Drivers’ Health

November 28, 2014

Drivers’ Health – Risks

side mirror1


Like other careers, truck driving is not without its risks. Owing to the number of miles truckers drive, the obvious danger is being involved in a major crash. In North America, it is estimated that 20% of truck crashes are the direct result of over worked, fatigued drivers.

The risks however, go much further than just the obvious: an irregular schedule, sitting for long periods of time, bending and lifting heavy objects, stress, fatigue and the inability to eat properly maintained meals can lead to serious health issues for drivers.


Truck drivers are at more risk than the average Canadian for a number of health problems. Poor diet consisting mainly of processed food contributes to obesity.
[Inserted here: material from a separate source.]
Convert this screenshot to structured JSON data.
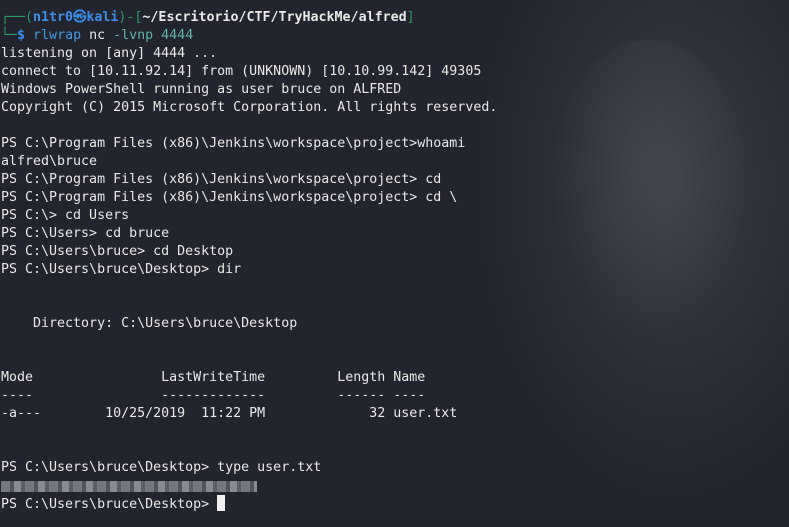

Consequently, being overweight brings with it a whole host of other preventable diseases. Approximately one in four truck drivers suffer from sleep apnea (a disorder that interferes with breathing during sleep, leaving a person groggy and exhausted owing to the fact that they haven’t slept well).

Half of drivers continue to smoke, eat a lot of fast food, sit for extended periods and don’t exercise. As a result, many truck drivers suffer from high blood pressure and chronic conditions like heart disease and diabetes.
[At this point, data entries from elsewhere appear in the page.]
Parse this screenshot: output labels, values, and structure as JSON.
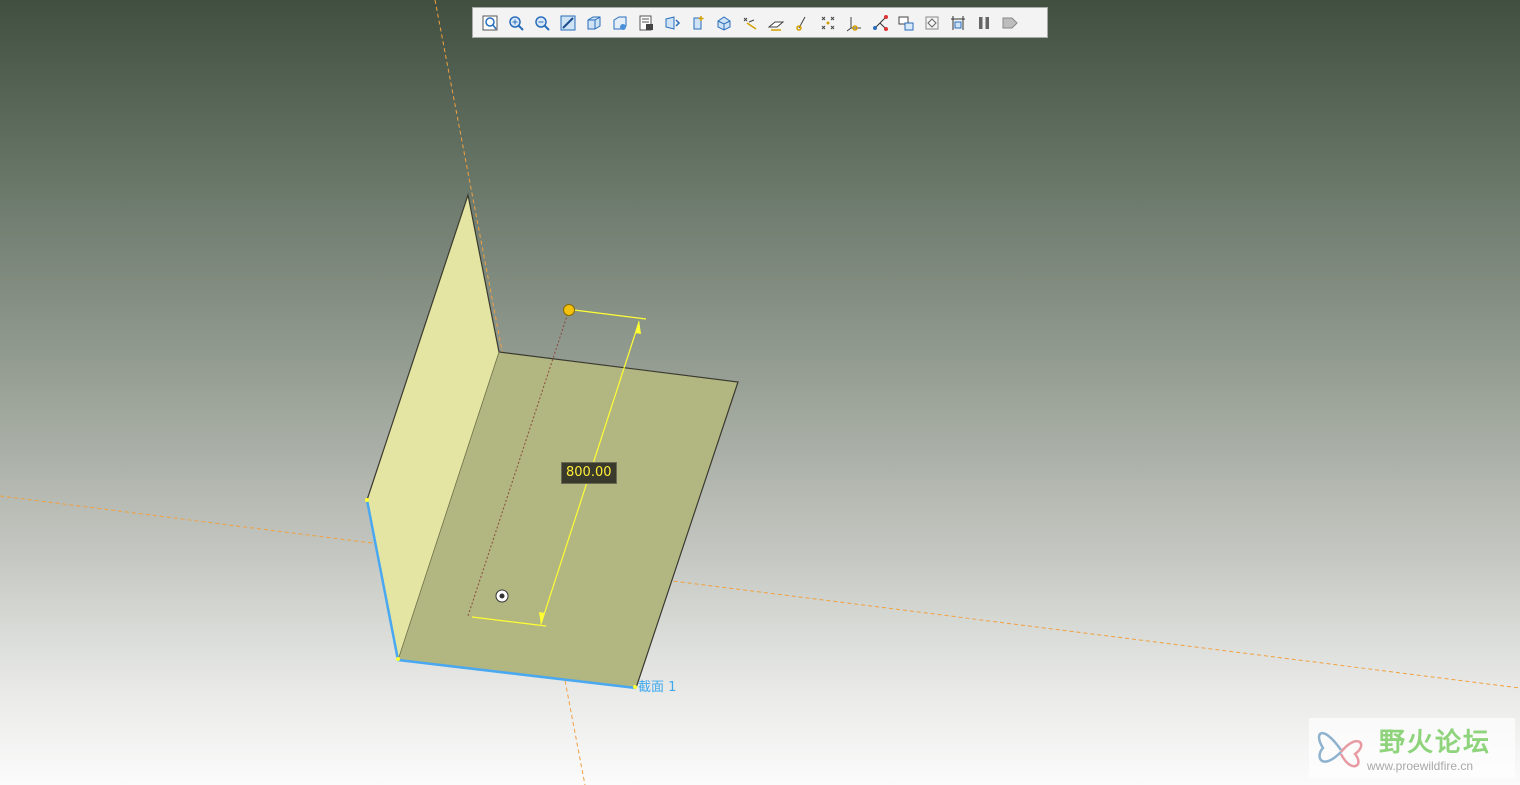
{
  "toolbar": {
    "items": [
      {
        "name": "refit-view-icon"
      },
      {
        "name": "zoom-in-icon"
      },
      {
        "name": "zoom-out-icon"
      },
      {
        "name": "repaint-icon"
      },
      {
        "name": "display-style-icon"
      },
      {
        "name": "saved-views-icon"
      },
      {
        "name": "view-manager-icon"
      },
      {
        "name": "perspective-view-icon"
      },
      {
        "name": "spin-center-icon"
      },
      {
        "name": "annotation-display-icon"
      },
      {
        "name": "plane-display-icon"
      },
      {
        "name": "axis-display-icon"
      },
      {
        "name": "point-display-icon"
      },
      {
        "name": "csys-display-icon"
      },
      {
        "name": "sketch-display-icon"
      },
      {
        "name": "appearance-icon"
      },
      {
        "name": "layer-icon"
      },
      {
        "name": "regenerate-icon"
      },
      {
        "name": "analysis-icon"
      },
      {
        "name": "pause-icon"
      },
      {
        "name": "exit-icon"
      }
    ]
  },
  "model": {
    "dimension_value": "800.00",
    "section_label": "截面 1"
  },
  "watermark": {
    "title": "野火论坛",
    "url": "www.proewildfire.cn"
  },
  "colors": {
    "wall": "#e4e5a2",
    "base": "#b2b680",
    "edge_selected": "#49a8f0",
    "dimension": "#ffff33",
    "datum": "#f0a040"
  }
}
A significant number of drivers unload the freight of their trucks transport, thus putting them at a higher risk for back injuries.

In British Columbia drivers are tested every five years to maintain their licenses, and at lesser intervals as they mature. Waivers can be granted, but generally commercial drivers can’t be licensed if they have severe blood pressure or severe heart conditions.


Lifestyle Change



Simple steps can insure a path to better health:

  • Learn the signs of a heart attack and stroke. Consult your physician if you feel you are at risk.
  • Learn exercises that you can do while out on the road.
  • Through exercise, diet, and proper rest, a person can control her blood pressure & cholesterol.
  • Make healthy fast food choices. Purchase a cooler to store fruits, vegetables and other healthy snacks while working on the road.
  • If you smoke, consult your physician and other support groups to help you to quit.

The road to health can be challenging, as is any life change. Life on the road is hectic….but with the right mind set, assistance and support from your family, you too can experience better health.


(Photo by William MurphyCC BY)